╔══
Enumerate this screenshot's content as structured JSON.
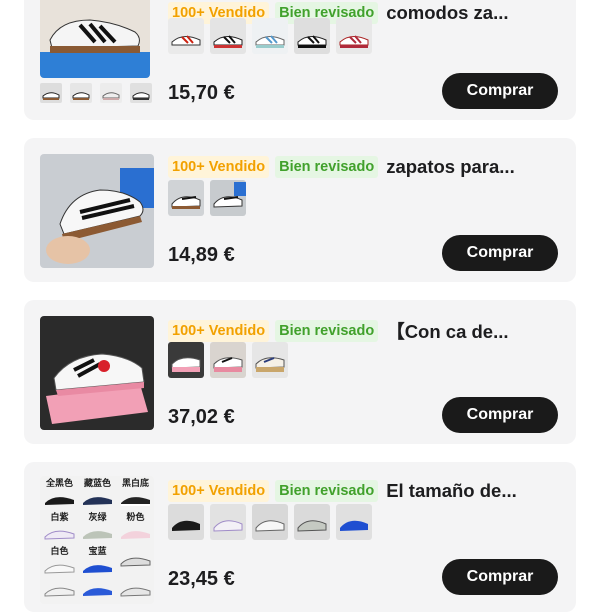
{
  "colors": {
    "card_bg": "#f4f4f5",
    "sold_badge_text": "#f2a100",
    "sold_badge_bg": "#fff4d9",
    "reviewed_badge_text": "#41a12c",
    "reviewed_badge_bg": "#e5f6e3",
    "buy_button_bg": "#1a1a1a",
    "price_text": "#1d1d1f"
  },
  "products": [
    {
      "sold_badge": "100+ Vendido",
      "review_badge": "Bien revisado",
      "title": "comodos za...",
      "price": "15,70 €",
      "buy_label": "Comprar",
      "variant_count": 5
    },
    {
      "sold_badge": "100+ Vendido",
      "review_badge": "Bien revisado",
      "title": "zapatos para...",
      "price": "14,89 €",
      "buy_label": "Comprar",
      "variant_count": 2
    },
    {
      "sold_badge": "100+ Vendido",
      "review_badge": "Bien revisado",
      "title": "【Con ca de...",
      "price": "37,02 €",
      "buy_label": "Comprar",
      "variant_count": 3
    },
    {
      "sold_badge": "100+ Vendido",
      "review_badge": "Bien revisado",
      "title": "El tamaño de...",
      "price": "23,45 €",
      "buy_label": "Comprar",
      "variant_count": 5,
      "image_grid_labels": [
        "全黑色",
        "藏蓝色",
        "黑白底",
        "白紫",
        "灰绿",
        "粉色",
        "白色",
        "宝蓝"
      ]
    }
  ]
}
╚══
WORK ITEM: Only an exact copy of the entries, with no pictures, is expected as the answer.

COMPLETED TASK:
Enumerate this screenshot's content as structured JSON.
{
  "colors": {
    "card_bg": "#f4f4f5",
    "sold_badge_text": "#f2a100",
    "sold_badge_bg": "#fff4d9",
    "reviewed_badge_text": "#41a12c",
    "reviewed_badge_bg": "#e5f6e3",
    "buy_button_bg": "#1a1a1a",
    "price_text": "#1d1d1f"
  },
  "products": [
    {
      "sold_badge": "100+ Vendido",
      "review_badge": "Bien revisado",
      "title": "comodos za...",
      "price": "15,70 €",
      "buy_label": "Comprar",
      "variant_count": 5
    },
    {
      "sold_badge": "100+ Vendido",
      "review_badge": "Bien revisado",
      "title": "zapatos para...",
      "price": "14,89 €",
      "buy_label": "Comprar",
      "variant_count": 2
    },
    {
      "sold_badge": "100+ Vendido",
      "review_badge": "Bien revisado",
      "title": "【Con ca de...",
      "price": "37,02 €",
      "buy_label": "Comprar",
      "variant_count": 3
    },
    {
      "sold_badge": "100+ Vendido",
      "review_badge": "Bien revisado",
      "title": "El tamaño de...",
      "price": "23,45 €",
      "buy_label": "Comprar",
      "variant_count": 5,
      "image_grid_labels": [
        "全黑色",
        "藏蓝色",
        "黑白底",
        "白紫",
        "灰绿",
        "粉色",
        "白色",
        "宝蓝"
      ]
    }
  ]
}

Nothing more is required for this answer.